Page and application data records
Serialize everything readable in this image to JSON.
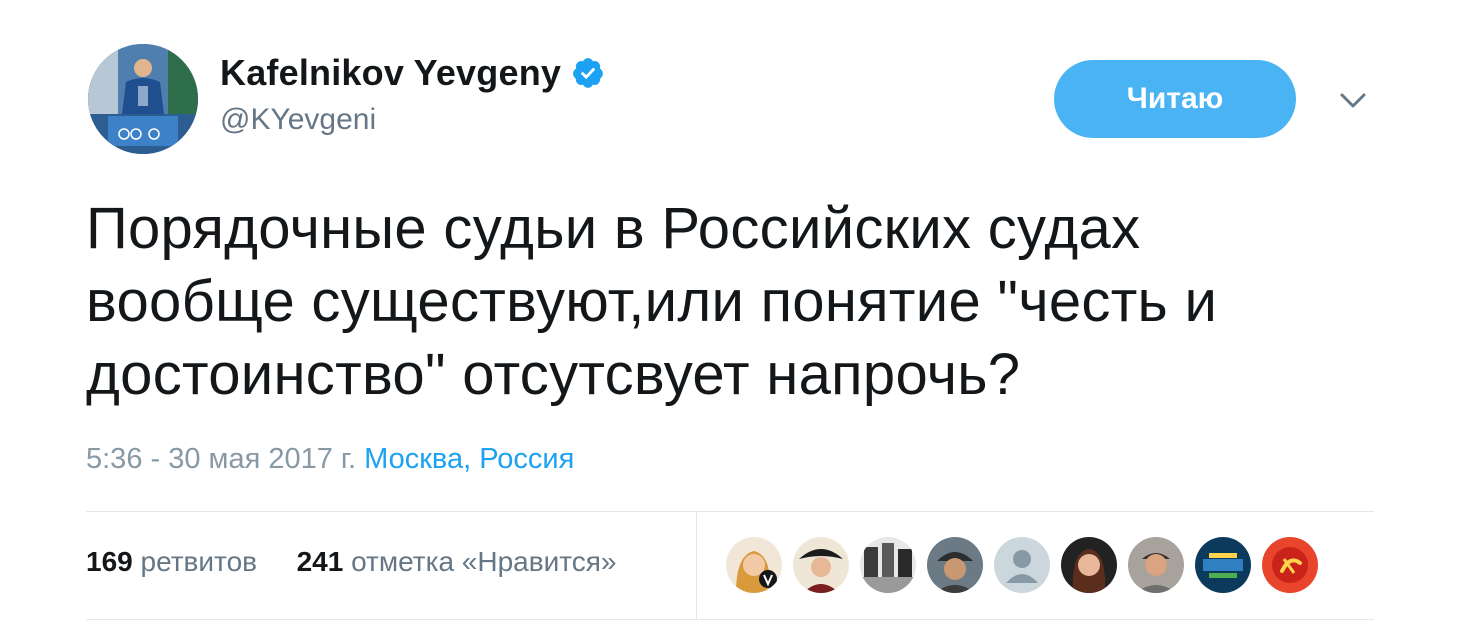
{
  "user": {
    "display_name": "Kafelnikov Yevgeny",
    "handle": "@KYevgeni",
    "verified_icon": "verified-badge-icon",
    "avatar_icon": "user-avatar"
  },
  "follow_button": {
    "label": "Читаю",
    "color": "#4ab3f4"
  },
  "menu": {
    "icon": "chevron-down-icon"
  },
  "tweet": {
    "text": "Порядочные судьи в Российских судах вообще существуют,или понятие \"честь и достоинство\" отсутсвует напрочь?",
    "timestamp": "5:36 - 30 мая 2017 г.",
    "location": "Москва, Россия"
  },
  "stats": {
    "retweets_count": "169",
    "retweets_label": "ретвитов",
    "likes_count": "241",
    "likes_label": "отметка «Нравится»"
  },
  "likers": [
    {
      "icon": "liker-avatar-1"
    },
    {
      "icon": "liker-avatar-2"
    },
    {
      "icon": "liker-avatar-3"
    },
    {
      "icon": "liker-avatar-4"
    },
    {
      "icon": "default-avatar-icon"
    },
    {
      "icon": "liker-avatar-6"
    },
    {
      "icon": "liker-avatar-7"
    },
    {
      "icon": "liker-avatar-8"
    },
    {
      "icon": "liker-avatar-9"
    }
  ],
  "colors": {
    "text": "#14171a",
    "secondary": "#657786",
    "muted": "#8899a6",
    "link": "#1da1f2",
    "divider": "#e1e8ed"
  }
}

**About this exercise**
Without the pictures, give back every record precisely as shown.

**Response below**
Serialize everything readable in this image to JSON.
{
  "user": {
    "display_name": "Kafelnikov Yevgeny",
    "handle": "@KYevgeni",
    "verified_icon": "verified-badge-icon",
    "avatar_icon": "user-avatar"
  },
  "follow_button": {
    "label": "Читаю",
    "color": "#4ab3f4"
  },
  "menu": {
    "icon": "chevron-down-icon"
  },
  "tweet": {
    "text": "Порядочные судьи в Российских судах вообще существуют,или понятие \"честь и достоинство\" отсутсвует напрочь?",
    "timestamp": "5:36 - 30 мая 2017 г.",
    "location": "Москва, Россия"
  },
  "stats": {
    "retweets_count": "169",
    "retweets_label": "ретвитов",
    "likes_count": "241",
    "likes_label": "отметка «Нравится»"
  },
  "likers": [
    {
      "icon": "liker-avatar-1"
    },
    {
      "icon": "liker-avatar-2"
    },
    {
      "icon": "liker-avatar-3"
    },
    {
      "icon": "liker-avatar-4"
    },
    {
      "icon": "default-avatar-icon"
    },
    {
      "icon": "liker-avatar-6"
    },
    {
      "icon": "liker-avatar-7"
    },
    {
      "icon": "liker-avatar-8"
    },
    {
      "icon": "liker-avatar-9"
    }
  ],
  "colors": {
    "text": "#14171a",
    "secondary": "#657786",
    "muted": "#8899a6",
    "link": "#1da1f2",
    "divider": "#e1e8ed"
  }
}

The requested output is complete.